DesignUp wasn’t the first conference that I had attended. When you become part of the Indian startup ecosystem, meetups, events, and conferences are something you’ll often find yourself attending every other weekend. Some attend to learn and meet people, while some to network and grow their business. But it was definitely the first time that I had attended a conference that was not just brilliant in terms of attendees, speakers, and the way it was organized, but brilliant in terms of its values — the ideas, the vision, and the belief.
To be honest, before applying for the DesignUp Scholarship Program, I was more excited about the “scholarship” than I was about “design”. I have always been excited about scholarships. But in those three days that I spent in Bangalore, I spoke to people from all parts of India (quite literally), learned from people who were solving some of the most complex problems, and had conversations with some of the most diverse set of people. Adobe, Atlassian, Airbnb, Google, and designers from some of the most inspiring companies were a conversation away from me.
No matter how many notes I could have taken, or the sessions I could have recorded, I don’t think there is any way that I can reflect and justify what I experienced at the DesignUp 2018. Here I’m listing 5 things that I learned at DesignUp 2018 as a DesignUp Scholar.
It always takes a village to raise a child: Haven’t we all heard this? But I witnessed it in the true sense at DesignUp. Partners, speakers, volunteers, attendees, ground staff, technicians — it felt like everyone involved was invested in making it a success. And in all its possibility, the event was one. When you are trying to put together something that hundreds of people trust, you cannot completely avoid mishaps. But what each one of us, for those three days, chose to believe was the spirit of DesignUp. It wasn’t a one-man show. It never is.
Designers can never “just do their jobs”: The day I reached Bangalore, the first person I met in the lobby was trying to implement design solutions in remote hospitals. Daniel Burka, ex-Google Ventures, left something that thousands of people dream about to work at Resolve to Save Lives. Today he is working to save 100 million lives and prevent epidemics by scaling up proven strategies on a global level. We may all have our own definitions of what a designer should do, or their role in an organization — design products, manage user experience, build design systems, craftsmanship etc. But there is always more to a designer’s job. One day they are thinking as users and how they will use the product, the next day as engineers to understand how to build it. From experience to interface, and from creation to innovation, you cannot define the role of a designer. The only definition I’d agree with is that designers solve problems. Period.
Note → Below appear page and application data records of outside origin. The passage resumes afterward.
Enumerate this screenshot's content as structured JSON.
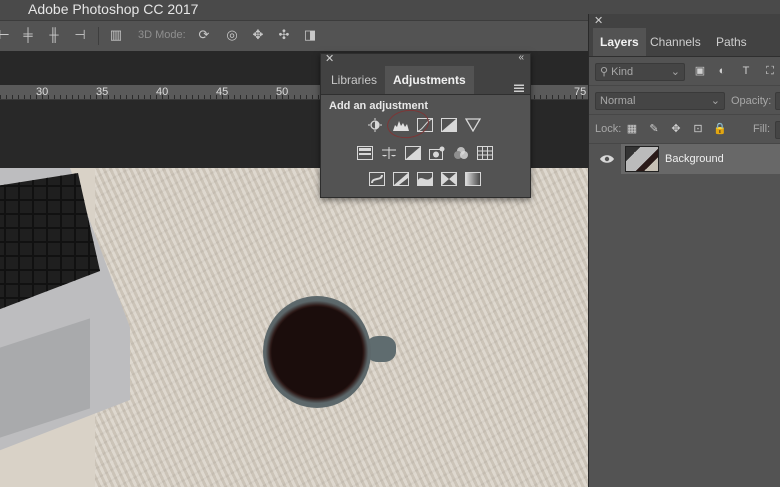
{
  "app": {
    "title": "Adobe Photoshop CC 2017"
  },
  "options_bar": {
    "mode_label": "3D Mode:"
  },
  "ruler": {
    "ticks": [
      "30",
      "35",
      "40",
      "45",
      "50",
      "75"
    ]
  },
  "adjustments_panel": {
    "tabs": [
      "Libraries",
      "Adjustments"
    ],
    "active_tab": "Adjustments",
    "heading": "Add an adjustment",
    "icons_row1": [
      "brightness-contrast-icon",
      "levels-icon",
      "curves-icon",
      "exposure-icon"
    ],
    "icons_row1b": [
      "vibrance-icon"
    ],
    "icons_row2": [
      "hue-saturation-icon",
      "color-balance-icon",
      "black-white-icon",
      "photo-filter-icon",
      "channel-mixer-icon",
      "color-lookup-icon"
    ],
    "icons_row3": [
      "invert-icon",
      "posterize-icon",
      "threshold-icon",
      "selective-color-icon",
      "gradient-map-icon"
    ],
    "highlight_color": "#7d3636"
  },
  "layers_panel": {
    "tabs": [
      "Layers",
      "Channels",
      "Paths"
    ],
    "active_tab": "Layers",
    "filter_label": "Kind",
    "blend_mode": "Normal",
    "opacity_label": "Opacity:",
    "lock_label": "Lock:",
    "fill_label": "Fill:",
    "layers": [
      {
        "name": "Background",
        "visible": true
      }
    ]
  },
  "colors": {
    "accent": "#7d3636",
    "panel": "#535353",
    "panel_dark": "#424242"
  }
}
Collaboration can change the world: When Saritha Thomas, founder of People’s Power Collective was on stage, I knew her story was one that would change something within all of us — in those few minutes of her talk, I learned the true value of strong communities. I was in awe of what she was doing with communities that may have never used a smartphone. When one side of the world is talking about AI, Machine Learning, and other technologies, here she was truly enabling change through meaningful ideas. Fast forward to the closing of the event when the collaboration between DesignUp and DesignIndaba was announced — to help Saritha take PPC to the next level and make a bigger impact. Isn’t it inspiring and amazing how these collaborations literally can change so many things? I can’t wait to see how the DU + DI Challenge unfolds. More details here.
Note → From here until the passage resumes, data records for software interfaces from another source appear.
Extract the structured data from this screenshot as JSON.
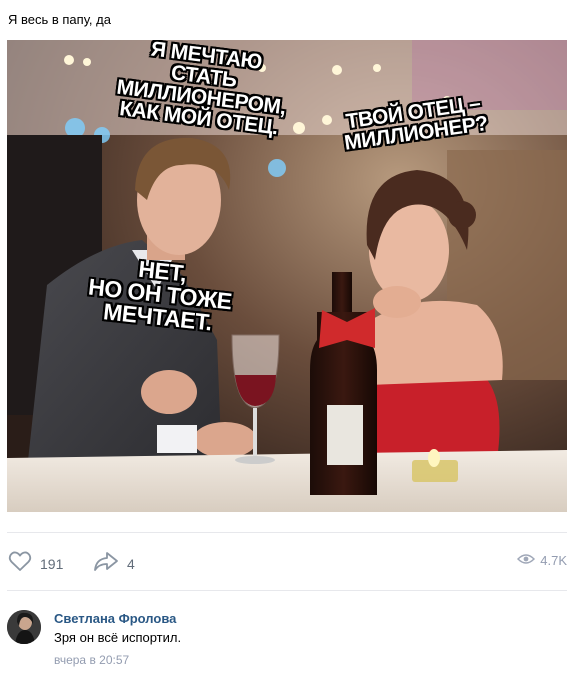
{
  "post": {
    "caption": "Я весь в папу, да",
    "meme": {
      "bubble_top_left": "Я МЕЧТАЮ СТАТЬ\nМИЛЛИОНЕРОМ,\nКАК МОЙ ОТЕЦ.",
      "bubble_top_right": "ТВОЙ ОТЕЦ –\nМИЛЛИОНЕР?",
      "bubble_middle": "НЕТ,\nНО ОН ТОЖЕ\nМЕЧТАЕТ."
    },
    "likes": "191",
    "shares": "4",
    "views": "4.7K"
  },
  "comment": {
    "author": "Светлана Фролова",
    "text": "Зря он всё испортил.",
    "time": "вчера в 20:57"
  },
  "colors": {
    "link": "#2a5885",
    "muted": "#939cb0",
    "action": "#626d7a",
    "dress": "#c8202a"
  },
  "icons": [
    "heart-icon",
    "share-arrow-icon",
    "eye-icon"
  ]
}
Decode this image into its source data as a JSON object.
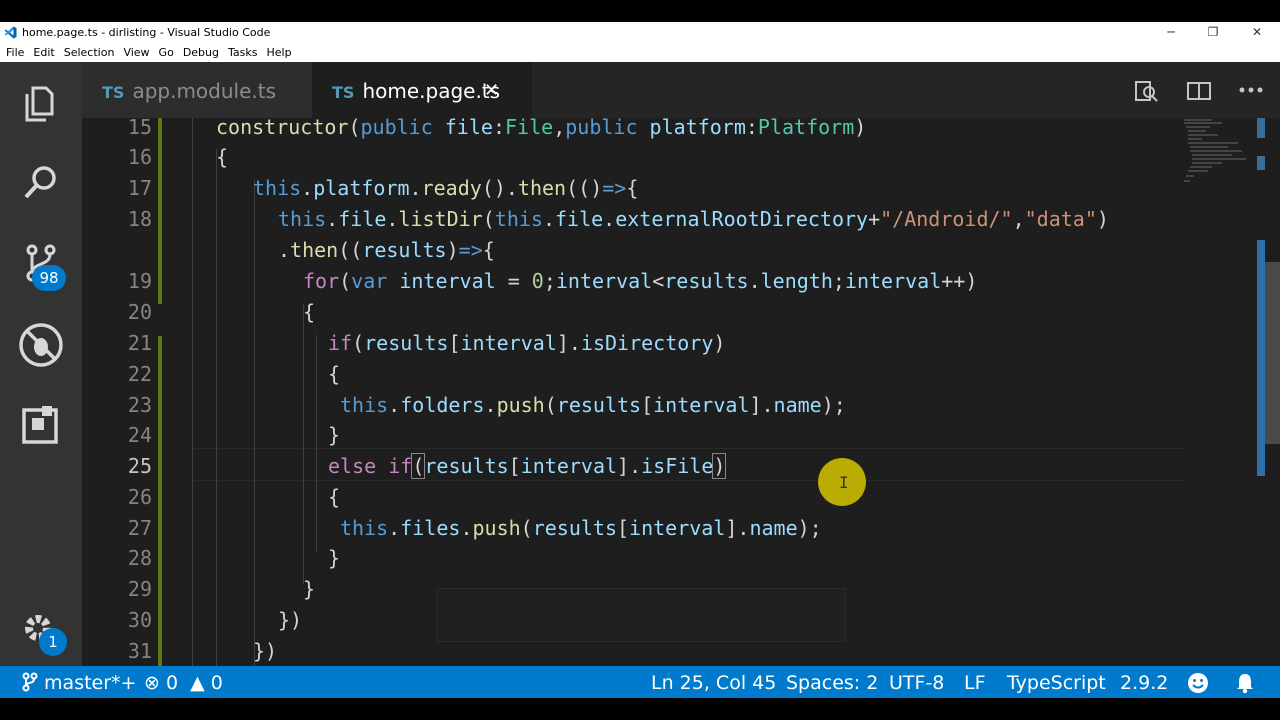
{
  "window": {
    "title": "home.page.ts - dirlisting - Visual Studio Code"
  },
  "menu": [
    "File",
    "Edit",
    "Selection",
    "View",
    "Go",
    "Debug",
    "Tasks",
    "Help"
  ],
  "activity": {
    "scm_badge": "98",
    "settings_badge": "1"
  },
  "tabs": [
    {
      "lang": "TS",
      "label": "app.module.ts",
      "active": false
    },
    {
      "lang": "TS",
      "label": "home.page.ts",
      "active": true,
      "close": "✕"
    }
  ],
  "editor": {
    "lines": [
      "15",
      "16",
      "17",
      "18",
      "",
      "19",
      "20",
      "21",
      "22",
      "23",
      "24",
      "25",
      "26",
      "27",
      "28",
      "29",
      "30",
      "31"
    ],
    "current_line": "25"
  },
  "status": {
    "branch": "master*+",
    "errors": "0",
    "warnings": "0",
    "position": "Ln 25, Col 45",
    "spaces": "Spaces: 2",
    "encoding": "UTF-8",
    "eol": "LF",
    "language": "TypeScript",
    "version": "2.9.2"
  },
  "colors": {
    "accent": "#007acc",
    "activity_bar": "#333333",
    "editor_bg": "#1e1e1e",
    "cursor_highlight": "#d4c400"
  }
}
You create your own space in this world: This is for all the introverts who often find it hard to attend conferences and meetups. But the one thing that I learned was that it’s all about putting yourself out there — through our experiences, our ideas, and our work. It’s okay to be awkward, it’s okay to not have anything to contribute to every conversation, it’s okay to not fit in. I haven’t studied design. And, of whatever little I know, I only know what the internet has taught me. In a room full of designers where everyone was talking so passionately about design and their work, I often found myself “not fitting in”. But, I always had a chance to listen. I didn’t speak much on the first day, except at the writing workshop where I felt I could contribute. But at the end of three days, I had made some amazing friends. I had spoken to so many attendees and knew so much more. I was more inspired than ever to always give things a chance.
Goodness always compounds: DesignUp is one of the largest conferences in South East Asia. It is listed amongst “the world’s most exciting events”. The waitlist often starts months before the conference. It is attended by people from across India and South East Asia. What’s so different? Definitely the people! There were people who were selflessly working round the clock to make it a great experience for each other. Every morning for the three days they came in with more energy, positivity, and excitement. The organizers had set the bar high for themselves and then lived up to it! In the brief chat that I had with the JDallcaps, founder of DesignUp, I found him to be one of the most humble people I’d ever have met. When DU co-founder Narayan, should have been the one celebrating at the after-party, I found him managing arrangements behind the scenes. The volunteers were busy ensuring that each attendee had the best experience. It’s not unreasonable to imagine what DesignUp would do in the coming years to continue inspiring — the goodness always compounds.
I am so grateful to have experienced those three days at DesignUp 2018, more so as a scholar. Thanks to the DesignUp Team who are committed to creating more opportunities, giving more opportunities, and truly living up to the vision of DesignUp — a conference, a community, a cause.
About the Author
It is too easy to make me happy! I write about things I read, learn, my life and everything in between. Love small towns and big dreams.